Rust in the Root

Image of Rust in the Root
Release Date: 
September 20, 2022
Balzer + Bray
Reviewed by: 

Rust in the Root is an absolute delight of a book, with thick worldbuilding, a complex magic system, discussions of race, power, gender, and sexuality—all wrapped into a fantastical adventure.”

One part alternate history and one part high fantasy, Rust in the Root combines Ireland’s signature dark magic/zombie vibes with a complex magic system to give a unique take on the early USA.

Laura Ann Langston has just moved from Pennsylvania to New York in the hopes of getting her mage license and, eventually, becoming a baker. Life has other roads in store however and, after getting advice from a sketchy unicorn and eventually being tossed into prison, Laura Ann gets recruited for monster hunting. It is the type of monster hunting that only Black mages do, because they are the expendable ones.

‘‘‘Did you want to order food?’ The waitress reappears like an apparition and eyes me in that half-defensive, half-angry way white folks always look at Negroes, like I might turn her into a frog and then swipe what’s in the till. I consider telling her that the black don’t rub off and my ravels aren’t the spiteful kind, but that wouldn’t assuage her fears.’

“‘For hundreds of years, all the way up until the end of the Afrikan Genocide in the 1860s, Mechomancers had huge factories and compounds filled with enslaved colored folks. The Necromancers they employed would draw the life out of them, using their souls to power their constructs. The slave trade and the power of white Necromancers made Mechomancy what it is today, and this country was built smack dab on that foundation.’”

The reader is then treated to a journey much like in Dread Nation, where race and power are examined amidst the backdrop of the fantastic. Unique to this book is the complex, hierarchical magic system that is well worth of the title “high fantasy.”

“The Mystical Arts

Encyclopedia Arcana, 1932 Edition

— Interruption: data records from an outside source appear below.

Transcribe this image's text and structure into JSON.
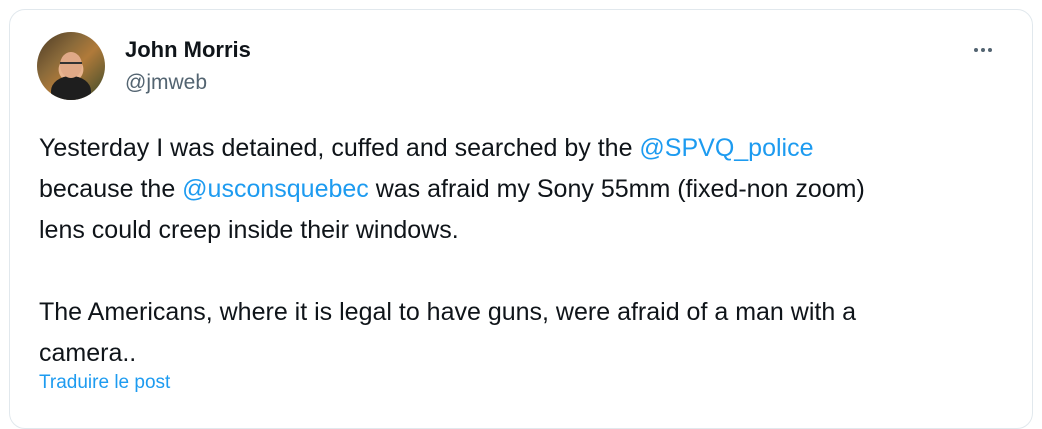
{
  "tweet": {
    "author_name": "John Morris",
    "author_handle": "@jmweb",
    "more_icon": "more-horizontal-icon",
    "line1_pre": "Yesterday I was detained, cuffed and searched by the ",
    "mention1": "@SPVQ_police",
    "line2_pre": "\nbecause the ",
    "mention2": "@usconsquebec",
    "line2_post": " was afraid my Sony 55mm (fixed-non zoom)\nlens could creep inside their windows.\n\nThe Americans, where it is legal to have guns, were afraid of a man with a\ncamera..",
    "translate_label": "Traduire le post",
    "colors": {
      "link": "#1d9bf0",
      "text": "#0f1419",
      "secondary": "#536471"
    }
  }
}
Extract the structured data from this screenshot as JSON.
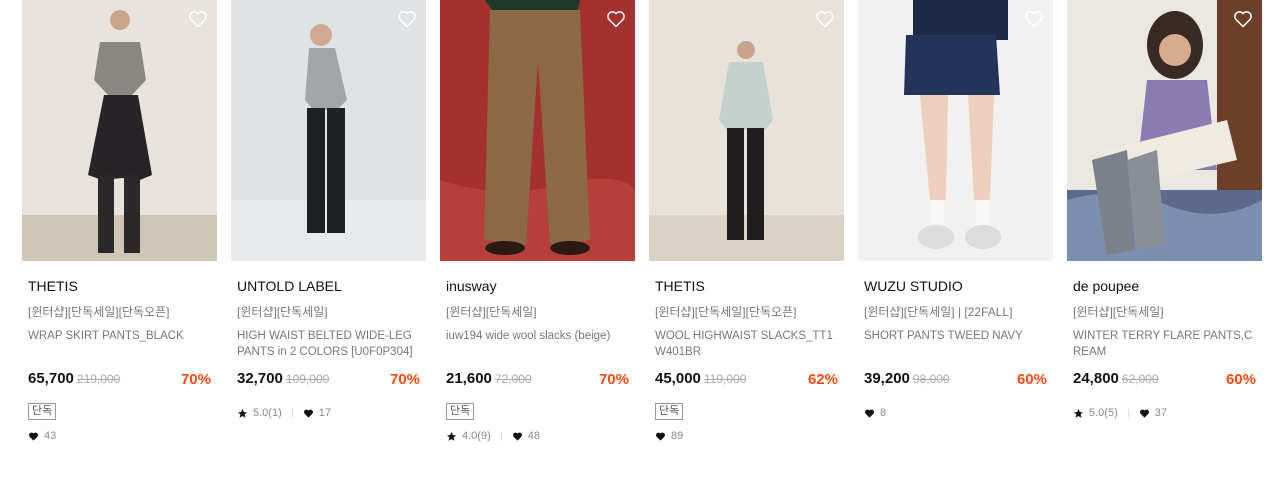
{
  "colors": {
    "discount": "#ff4a11",
    "text": "#111111",
    "muted": "#777777"
  },
  "products": [
    {
      "brand": "THETIS",
      "tags": "[윈터샵][단독세일][단독오픈]",
      "name": "WRAP SKIRT PANTS_BLACK",
      "price": "65,700",
      "original_price": "219,000",
      "discount": "70%",
      "badge": "단독",
      "rating": "",
      "likes": "43"
    },
    {
      "brand": "UNTOLD LABEL",
      "tags": "[윈터샵][단독세일]",
      "name": "HIGH WAIST BELTED WIDE-LEG PANTS in 2 COLORS [U0F0P304]",
      "price": "32,700",
      "original_price": "109,000",
      "discount": "70%",
      "badge": "",
      "rating": "5.0(1)",
      "likes": "17"
    },
    {
      "brand": "inusway",
      "tags": "[윈터샵][단독세일]",
      "name": "iuw194 wide wool slacks (beige)",
      "price": "21,600",
      "original_price": "72,000",
      "discount": "70%",
      "badge": "단독",
      "rating": "4.0(9)",
      "likes": "48"
    },
    {
      "brand": "THETIS",
      "tags": "[윈터샵][단독세일][단독오픈]",
      "name": "WOOL HIGHWAIST SLACKS_TT1W401BR",
      "price": "45,000",
      "original_price": "119,000",
      "discount": "62%",
      "badge": "단독",
      "rating": "",
      "likes": "89"
    },
    {
      "brand": "WUZU STUDIO",
      "tags": "[윈터샵][단독세일] | [22FALL]",
      "name": "SHORT PANTS TWEED NAVY",
      "price": "39,200",
      "original_price": "98,000",
      "discount": "60%",
      "badge": "",
      "rating": "",
      "likes": "8"
    },
    {
      "brand": "de poupee",
      "tags": "[윈터샵][단독세일]",
      "name": "WINTER TERRY FLARE PANTS,CREAM",
      "price": "24,800",
      "original_price": "62,000",
      "discount": "60%",
      "badge": "",
      "rating": "5.0(5)",
      "likes": "37"
    }
  ]
}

“All the mystical arts function in a similar way, using a layer of global, interlocking power known as the Dynamism (see: DYNAMISM, page 26) to influence construction of materials and manipulate their most basic properties. This should not be confused with Mechomancy, which uses distilled energy to power manmade constructs and more closely falls under the umbrella of scientific manipulation (see: MECHOMANCY, page 234). The traditional arts mystic arts are often referred to as ‘lower arts,’ a colloquialism that has become more widely accepted in the wake of the proliferation of Mechomancy and its increased global influence in the nineteenth century.”

Of particular note in the book is the flawless integration of queer alternate history, from Laura Ann’s crushes to the simple addition of women in generalized speech.

“Most likely she’s heard the stories, the ones of powerful Negro mages, men and women both, charming white women so they could have their way with them, savage in their appetites. As if the Jim Crow laws in the South would exist if colored folks were that powerful.”

“The only reason I even have curtains and a threadbare quilt is because of Simone. She used to live in the room next to mine, turned tricks for money—that is to say, she raveled without a license for questionable characters in shady places. I’d been a little sweet on her and thought maybe my feelings were reciprocated a bit.”

The gender-shifting Ligahoo, with whom Laura Ann strikes up a potential romantic relationship, is a delightful character who adds a much needed dab of random chaos to the story.

Readers familiar with Christian stories will find amusement in the retellings of classic tales with a more magical twist.

“It’s Tuesday, so Mama would be at her weekly church meeting trying to convince Pastor Riley that Jesus Christ was reborn not through the power of Juda’s Necromancy or the Elemental abilities of the rest of the apostles, but because Mary was a Floramancer of great strength.”

Humor is an undercurrent in the book, which runs more YA horror/dark fantasy than anything else. Near the very end of the book, however, readers are treated to a tone break in the form of a very young and earnest dragon.

“Human! The snake tells me you’re going on an adventure? I want to go on an adventure! I want to eat a human; do you think I’ll get the change to eat a human? Or if not a human, maybe a unicorn. I’ve never eaten a unicorn before.”

Rust in the Root is an absolute delight of a book, with thick worldbuilding, a complex magic system, discussions of race, power, gender, and sexuality—all wrapped into a fantastical adventure. Justina Ireland has written a story that any fantasy lover should be thrilled to read to their children or just enjoy on their own.